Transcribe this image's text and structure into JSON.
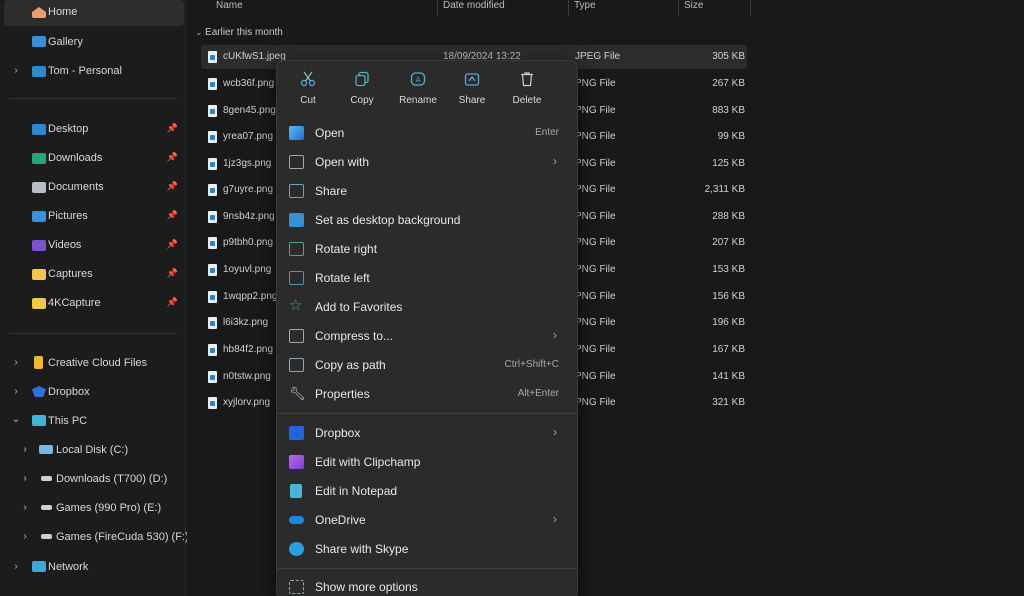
{
  "sidebar": {
    "items": [
      {
        "label": "Home",
        "icon": "home-icon"
      },
      {
        "label": "Gallery",
        "icon": "gallery-icon"
      },
      {
        "label": "Tom - Personal",
        "icon": "onedrive-folder-icon"
      },
      {
        "label": "Desktop",
        "icon": "desktop-icon"
      },
      {
        "label": "Downloads",
        "icon": "downloads-icon"
      },
      {
        "label": "Documents",
        "icon": "documents-icon"
      },
      {
        "label": "Pictures",
        "icon": "pictures-icon"
      },
      {
        "label": "Videos",
        "icon": "videos-icon"
      },
      {
        "label": "Captures",
        "icon": "folder-icon"
      },
      {
        "label": "4KCapture",
        "icon": "folder-icon"
      },
      {
        "label": "Creative Cloud Files",
        "icon": "creative-cloud-icon"
      },
      {
        "label": "Dropbox",
        "icon": "dropbox-icon"
      },
      {
        "label": "This PC",
        "icon": "pc-icon"
      },
      {
        "label": "Local Disk (C:)",
        "icon": "drive-icon"
      },
      {
        "label": "Downloads (T700) (D:)",
        "icon": "drive-icon"
      },
      {
        "label": "Games (990 Pro) (E:)",
        "icon": "drive-icon"
      },
      {
        "label": "Games (FireCuda 530) (F:)",
        "icon": "drive-icon"
      },
      {
        "label": "Network",
        "icon": "network-icon"
      }
    ],
    "pin_glyph": "📌"
  },
  "columns": {
    "name": "Name",
    "date": "Date modified",
    "type": "Type",
    "size": "Size"
  },
  "group_label": "Earlier this month",
  "files": [
    {
      "name": "cUKfwS1.jpeg",
      "date": "18/09/2024 13:22",
      "type": "JPEG File",
      "size": "305 KB"
    },
    {
      "name": "wcb36f.png",
      "type": "PNG File",
      "size": "267 KB"
    },
    {
      "name": "8gen45.png",
      "type": "PNG File",
      "size": "883 KB"
    },
    {
      "name": "yrea07.png",
      "type": "PNG File",
      "size": "99 KB"
    },
    {
      "name": "1jz3gs.png",
      "type": "PNG File",
      "size": "125 KB"
    },
    {
      "name": "g7uyre.png",
      "type": "PNG File",
      "size": "2,311 KB"
    },
    {
      "name": "9nsb4z.png",
      "type": "PNG File",
      "size": "288 KB"
    },
    {
      "name": "p9tbh0.png",
      "type": "PNG File",
      "size": "207 KB"
    },
    {
      "name": "1oyuvl.png",
      "type": "PNG File",
      "size": "153 KB"
    },
    {
      "name": "1wqpp2.png",
      "type": "PNG File",
      "size": "156 KB"
    },
    {
      "name": "l6i3kz.png",
      "type": "PNG File",
      "size": "196 KB"
    },
    {
      "name": "hb84f2.png",
      "type": "PNG File",
      "size": "167 KB"
    },
    {
      "name": "n0tstw.png",
      "type": "PNG File",
      "size": "141 KB"
    },
    {
      "name": "xyjlorv.png",
      "type": "PNG File",
      "size": "321 KB"
    }
  ],
  "context_menu": {
    "quick_actions": [
      {
        "label": "Cut",
        "icon": "cut-icon"
      },
      {
        "label": "Copy",
        "icon": "copy-icon"
      },
      {
        "label": "Rename",
        "icon": "rename-icon"
      },
      {
        "label": "Share",
        "icon": "share-icon"
      },
      {
        "label": "Delete",
        "icon": "delete-icon"
      }
    ],
    "items": [
      {
        "label": "Open",
        "shortcut": "Enter",
        "icon": "photos-icon"
      },
      {
        "label": "Open with",
        "submenu": true,
        "icon": "open-with-icon"
      },
      {
        "label": "Share",
        "icon": "share-icon"
      },
      {
        "label": "Set as desktop background",
        "icon": "desktop-background-icon"
      },
      {
        "label": "Rotate right",
        "icon": "rotate-right-icon"
      },
      {
        "label": "Rotate left",
        "icon": "rotate-left-icon"
      },
      {
        "label": "Add to Favorites",
        "icon": "star-icon"
      },
      {
        "label": "Compress to...",
        "submenu": true,
        "icon": "compress-icon"
      },
      {
        "label": "Copy as path",
        "shortcut": "Ctrl+Shift+C",
        "icon": "copy-path-icon"
      },
      {
        "label": "Properties",
        "shortcut": "Alt+Enter",
        "icon": "wrench-icon"
      }
    ],
    "app_items": [
      {
        "label": "Dropbox",
        "submenu": true,
        "icon": "dropbox-icon"
      },
      {
        "label": "Edit with Clipchamp",
        "icon": "clipchamp-icon"
      },
      {
        "label": "Edit in Notepad",
        "icon": "notepad-icon"
      },
      {
        "label": "OneDrive",
        "submenu": true,
        "icon": "onedrive-icon"
      },
      {
        "label": "Share with Skype",
        "icon": "skype-icon"
      }
    ],
    "more": {
      "label": "Show more options",
      "icon": "more-options-icon"
    },
    "submenu_glyph": "›"
  }
}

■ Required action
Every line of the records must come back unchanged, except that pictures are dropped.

■ Task solution
Transcribe this image's text and structure into JSON.
{
  "sidebar": {
    "items": [
      {
        "label": "Home",
        "icon": "home-icon"
      },
      {
        "label": "Gallery",
        "icon": "gallery-icon"
      },
      {
        "label": "Tom - Personal",
        "icon": "onedrive-folder-icon"
      },
      {
        "label": "Desktop",
        "icon": "desktop-icon"
      },
      {
        "label": "Downloads",
        "icon": "downloads-icon"
      },
      {
        "label": "Documents",
        "icon": "documents-icon"
      },
      {
        "label": "Pictures",
        "icon": "pictures-icon"
      },
      {
        "label": "Videos",
        "icon": "videos-icon"
      },
      {
        "label": "Captures",
        "icon": "folder-icon"
      },
      {
        "label": "4KCapture",
        "icon": "folder-icon"
      },
      {
        "label": "Creative Cloud Files",
        "icon": "creative-cloud-icon"
      },
      {
        "label": "Dropbox",
        "icon": "dropbox-icon"
      },
      {
        "label": "This PC",
        "icon": "pc-icon"
      },
      {
        "label": "Local Disk (C:)",
        "icon": "drive-icon"
      },
      {
        "label": "Downloads (T700) (D:)",
        "icon": "drive-icon"
      },
      {
        "label": "Games (990 Pro) (E:)",
        "icon": "drive-icon"
      },
      {
        "label": "Games (FireCuda 530) (F:)",
        "icon": "drive-icon"
      },
      {
        "label": "Network",
        "icon": "network-icon"
      }
    ],
    "pin_glyph": "📌"
  },
  "columns": {
    "name": "Name",
    "date": "Date modified",
    "type": "Type",
    "size": "Size"
  },
  "group_label": "Earlier this month",
  "files": [
    {
      "name": "cUKfwS1.jpeg",
      "date": "18/09/2024 13:22",
      "type": "JPEG File",
      "size": "305 KB"
    },
    {
      "name": "wcb36f.png",
      "type": "PNG File",
      "size": "267 KB"
    },
    {
      "name": "8gen45.png",
      "type": "PNG File",
      "size": "883 KB"
    },
    {
      "name": "yrea07.png",
      "type": "PNG File",
      "size": "99 KB"
    },
    {
      "name": "1jz3gs.png",
      "type": "PNG File",
      "size": "125 KB"
    },
    {
      "name": "g7uyre.png",
      "type": "PNG File",
      "size": "2,311 KB"
    },
    {
      "name": "9nsb4z.png",
      "type": "PNG File",
      "size": "288 KB"
    },
    {
      "name": "p9tbh0.png",
      "type": "PNG File",
      "size": "207 KB"
    },
    {
      "name": "1oyuvl.png",
      "type": "PNG File",
      "size": "153 KB"
    },
    {
      "name": "1wqpp2.png",
      "type": "PNG File",
      "size": "156 KB"
    },
    {
      "name": "l6i3kz.png",
      "type": "PNG File",
      "size": "196 KB"
    },
    {
      "name": "hb84f2.png",
      "type": "PNG File",
      "size": "167 KB"
    },
    {
      "name": "n0tstw.png",
      "type": "PNG File",
      "size": "141 KB"
    },
    {
      "name": "xyjlorv.png",
      "type": "PNG File",
      "size": "321 KB"
    }
  ],
  "context_menu": {
    "quick_actions": [
      {
        "label": "Cut",
        "icon": "cut-icon"
      },
      {
        "label": "Copy",
        "icon": "copy-icon"
      },
      {
        "label": "Rename",
        "icon": "rename-icon"
      },
      {
        "label": "Share",
        "icon": "share-icon"
      },
      {
        "label": "Delete",
        "icon": "delete-icon"
      }
    ],
    "items": [
      {
        "label": "Open",
        "shortcut": "Enter",
        "icon": "photos-icon"
      },
      {
        "label": "Open with",
        "submenu": true,
        "icon": "open-with-icon"
      },
      {
        "label": "Share",
        "icon": "share-icon"
      },
      {
        "label": "Set as desktop background",
        "icon": "desktop-background-icon"
      },
      {
        "label": "Rotate right",
        "icon": "rotate-right-icon"
      },
      {
        "label": "Rotate left",
        "icon": "rotate-left-icon"
      },
      {
        "label": "Add to Favorites",
        "icon": "star-icon"
      },
      {
        "label": "Compress to...",
        "submenu": true,
        "icon": "compress-icon"
      },
      {
        "label": "Copy as path",
        "shortcut": "Ctrl+Shift+C",
        "icon": "copy-path-icon"
      },
      {
        "label": "Properties",
        "shortcut": "Alt+Enter",
        "icon": "wrench-icon"
      }
    ],
    "app_items": [
      {
        "label": "Dropbox",
        "submenu": true,
        "icon": "dropbox-icon"
      },
      {
        "label": "Edit with Clipchamp",
        "icon": "clipchamp-icon"
      },
      {
        "label": "Edit in Notepad",
        "icon": "notepad-icon"
      },
      {
        "label": "OneDrive",
        "submenu": true,
        "icon": "onedrive-icon"
      },
      {
        "label": "Share with Skype",
        "icon": "skype-icon"
      }
    ],
    "more": {
      "label": "Show more options",
      "icon": "more-options-icon"
    },
    "submenu_glyph": "›"
  }
}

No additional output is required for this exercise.